A close friend from BGSU had gone to work for Disney in Orlando and encouraged Crawford to spend the summer working there. At first he sold tickets, but the folks at Disney World quickly recognized Crawford’s potential went well beyond that, and after a month or so he was offered the opportunity to stay and enter Disney’s management program.

 “At the time I went down there, the company was expanding by leaps and bounds, and there was great potential for career growth,” Crawford said. “Plus, after I had been there a little while, I realized the company’s culture aligned very well with me. It was an entertainment conglomerate that looked to invest in people who had a desire to grow, and I just liked what the company stood for, which is making people happy. Their entire focus was on creating a great product, and a product people trusted, so it was just a very good match for me.”

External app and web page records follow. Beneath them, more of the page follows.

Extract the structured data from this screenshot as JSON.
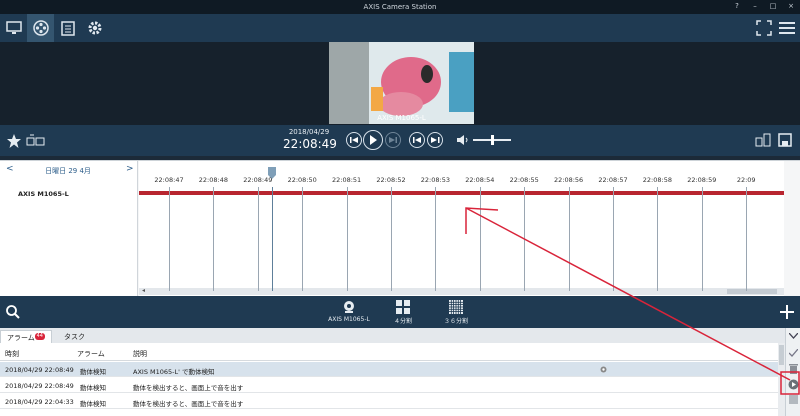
{
  "window": {
    "title": "AXIS Camera Station",
    "controls": [
      "?",
      "–",
      "□",
      "×"
    ]
  },
  "video": {
    "camera_caption": "AXIS M1065-L"
  },
  "playback": {
    "date": "2018/04/29",
    "time": "22:08:49"
  },
  "timeline": {
    "day_label": "日曜日 29 4月",
    "prev": "<",
    "next": ">",
    "camera": "AXIS M1065-L",
    "ticks": [
      "22:08:47",
      "22:08:48",
      "22:08:49",
      "22:08:50",
      "22:08:51",
      "22:08:52",
      "22:08:53",
      "22:08:54",
      "22:08:55",
      "22:08:56",
      "22:08:57",
      "22:08:58",
      "22:08:59",
      "22:09"
    ]
  },
  "bottom_bar": {
    "camera": "AXIS M1065-L",
    "split4": "４分割",
    "split36": "３６分割"
  },
  "tabs": [
    {
      "label": "アラーム",
      "badge": "44"
    },
    {
      "label": "タスク"
    }
  ],
  "alarm_table": {
    "headers": [
      "時刻",
      "アラーム",
      "説明"
    ],
    "rows": [
      {
        "time": "2018/04/29 22:08:49",
        "alarm": "動体検知",
        "desc": "AXIS M1065-L' で動体検知"
      },
      {
        "time": "2018/04/29 22:08:49",
        "alarm": "動体検知",
        "desc": "動体を検出すると、画面上で音を出す"
      },
      {
        "time": "2018/04/29 22:04:33",
        "alarm": "動体検知",
        "desc": "動体を検出すると、画面上で音を出す"
      }
    ]
  },
  "colors": {
    "toolbar": "#1f3a52",
    "recording": "#b8252f",
    "annotation": "#d9243a"
  }
}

Disney liked the match too, and by his second year with the company Crawford was working in management. In his first five years with Disney, he held seven different jobs. He went on to manage Disney properties and had several thousand people working for him. Crawford was approached about working internationally for Disney, and became a critical part of the “world” in Disney’s universe.

Crawford went on to lead a business development team that engaged in negotiations with the government of China that led to the development of the Shanghai Disney Resort. He served as senior vice president and general manager of that property and president of the Walt Disney Holding Company in Shanghai. His 24-year run with Disney came to a close as the result of a late night call from an executive search firm that was looking for a new president to lead a growing and expanding company in Asia, and that brought Crawford to Four Seasons.

“It was a big move and it shocked quite a few people at Disney, but I had flirted with the notion of working with another company, and I guess we’re very fortunate that my wife and I both have this adventurous attitude,” Crawford said. “I’d be lying if I said that the first time I moved overseas I wasn’t nervous, because I’m a guy who grew up in a town of 7,000 people, but I’ve looked at these moves as just great growth opportunities, from a professional development standpoint.”

When Crawford took the post in Singapore with Four Seasons in 2014, besides lauding Crawford’s extensive experience in business development, managing brands, creating new product and streamlining operations, Four Seasons President and CEO J. Allen Smith also called the BGSU graduate “an excellent cultural fit” due to Crawford’s extensive experience in Asia.

“You pick up things no matter where you live,” Crawford said. “And you can’t have an ego – you go in willing to learn. After nearly 25 years as a senior executive, I still need to be humble. I think leaders have a responsibility to the people that work for them to be good listeners.”

Crawford credits his days watching his father’s management style with creating part of the foundation of his own approach to leadership in business.

“I think you start off and build leadership skills from what you learn by observing others. When I worked in my father’s plant and watched him and the supervisors and managers there, I got a certain perspective, and then I learned things from the professors and academic advisors I had in school. You take bits and pieces from each experience and hold onto those, and over the years you develop your own style,” he said.

“For me, I think you walk into a job with your eyes and ears open, and follow the simple principle of treating people the way you want to be treated. That applies anywhere in life, and anywhere in the world.”